Collagen has often been heralded as a top-tier ingredient for hair growth. But does it really work? And, does it work for every hair type? Often, we see a hot new hair growth ingredient hit the market with claims it will give you Rapunzel-long locks, but they sometimes don’t actually do what they’re supposed to do, nor do they work for everyone. We wanted to do a little extra research on collagen to discover if it was right for, well, everyone. So, we reached out to Nutrafol ND Dr. Melissa Anzelone, along with Face Med Store part-owner and aesthetic medicine specialist Dr. Lanna Cheuck to learn more about collagen’s effectiveness. Scroll below to read their expert advice on the matter!
So, Does Collagen Really Work for Everyone?
The short answer is yes. Both Dr. Anzelone and Dr. Cheuck note that the supposed benefits of collagen do indeed check out. Collagen really does work.
“Collagen is a great source of proteins and amino acids to make keratin, the protein that makes up your hair,” shares Dr. Anzelone. “This vital protein is key to providing strength to the hair, which allows the hair to grow and lengthen.” Dr. Cheuck points out that “oral collagen has immense benefits for overall collagen-building,” which is advantageous for your skin and hair.
Now, does collagen work for every hair type? Also yes. It doesn’t favor one hair type over the other. “Regardless of the type of hair you have, all hair is constructed in the same way,” says Dr. Anzelone. “Hair follicle stem cells create hair from small pieces of protein called amino acids. These stem cells work underneath the surface of the skin to ‘glue’ amino acids together with special chemical bonds, producing keratin. This keratin protein is then made into a hair strand to create strong hair we see on our heads and scalp.”
Apart from working to improve hair growth, collagen offers a number of benefits. “In addition to hair strength supportive benefits, collagen supports many other things throughout the body,” Dr. Anzelone states. “Fun fact! Joints, skin, and nails are all a form of tissue that benefit from collagen.
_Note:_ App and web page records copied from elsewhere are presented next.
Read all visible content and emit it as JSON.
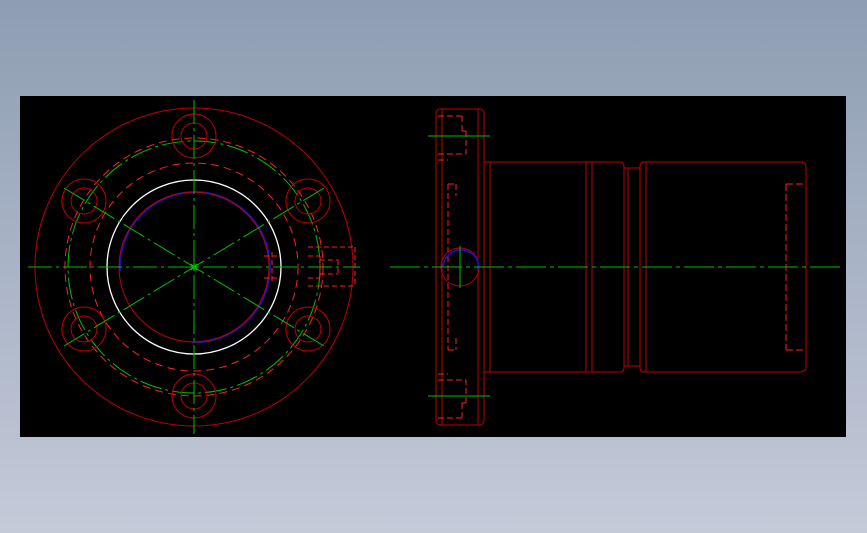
{
  "drawing": {
    "background_color": "#000000",
    "page_background": [
      "#8e9db2",
      "#c4cad8"
    ],
    "colors": {
      "outline": "#c00000",
      "hidden": "#ff2020",
      "centerline": "#00c000",
      "bore": "#ffffff",
      "thread": "#1010d0"
    },
    "views": [
      {
        "name": "front-view"
      },
      {
        "name": "side-view"
      }
    ]
  }
}
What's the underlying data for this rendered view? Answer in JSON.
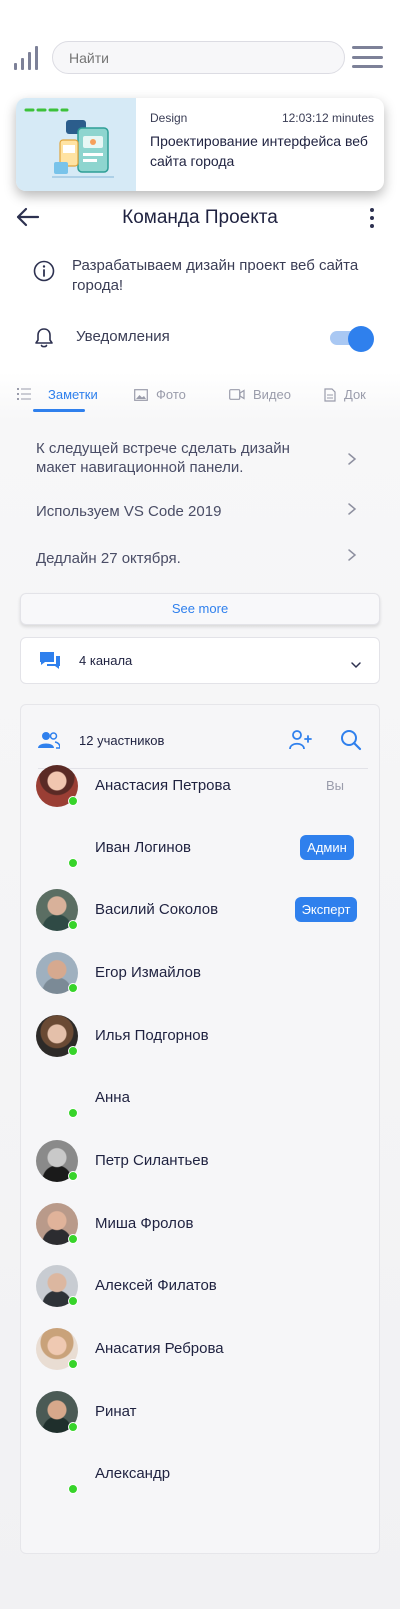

This essential protein promotes elasticity in the skin of the scalp and skin all over the body. In other words, collagen can make your skin healthier and younger-looking. Just like your hair, nails and skin are also made of keratin protein, so they need essential collagen to be healthy too.”
Are There Hair Types That Will Benefit From Using It More Than Others?
We wanted to be extra sure collagen works for everyone and the experts assuaged our fears once again. “All hair types will benefit as collagen is an essential protein involved in strengthening hair so it can grow longer and healthier,” shares Dr. Anzelone.
Dr. Cheuck does note that “as long as there is no metabolic/hormonal reason for hair loss/alopecia, collagen can benefit all types of hair follicles.”
Should Any Hair Types Avoid Using It Altogether?
Now, what about hair types that should avoid using collagen? It works for everyone, but does it really work for everyone?
Dr. Cheuck notes “there is no downside to taking collagen. If collagen is taken in the form of protein building, then you have to be careful with those who are recurrent kidney stone formers. However, there is no real downside of adjusting collagen intake because it gets metabolized.” She does mention that those who may experience a “specific reaction to either marine collagen or collagen from bone broth” should stay away from collagen.
Other than that, Dr. Anzelone shares she can’t think of a reason why someone shouldn’t use collagen for hair growth. The pros definitely outweigh the cons of this vital protein. Be sure to check with a dermatologist before you start taking collagen, however.
What Are the Best Collagen Products to Use for Hair Growth?
As far as choosing the right collagen for you, Dr. Anzelone notes “you want to make sure the collagen is hydrolyzed or broken into small pieces. This process maximizes collagen absorption in the digestive system. The more collagen you can absorb, the more likely it will work to support healthy hair, skin, and nails.”
Dr. Anzelone also mentions that there are a number of factors that can impact hair. “Research shows that there are several underlying factors that can affect hair including stress, hormones, metabolism, environment, and nutrition. It is important that a hair supplement targets all of these factors as each factor (or combination of factors) can shorten the growth phase of hair, delay new growth, and/or cause new hair to grow thinner,” she says. This is why she suggests Nutrafol. “Nutrafol combines key ingredients including sustainably sourced collagen from wild-caught codfish scales. This ingredient plus curcumin, ashwagandha, tocotrienols, saw palmetto, target all of these factors ensuring the best support for hair growth.”
Dr. Cheuck shares that she loves “bone broth by celebrity nutritionist Dr. Kellyanne Petrucci.” For stronger collagen supplements, she recommends seeing a dermatologist. “As far as prescriptive, you would have to see a dermatologist so that we can do a full evaluation and be able to order you prescription-strength medical ingredients,” she notes.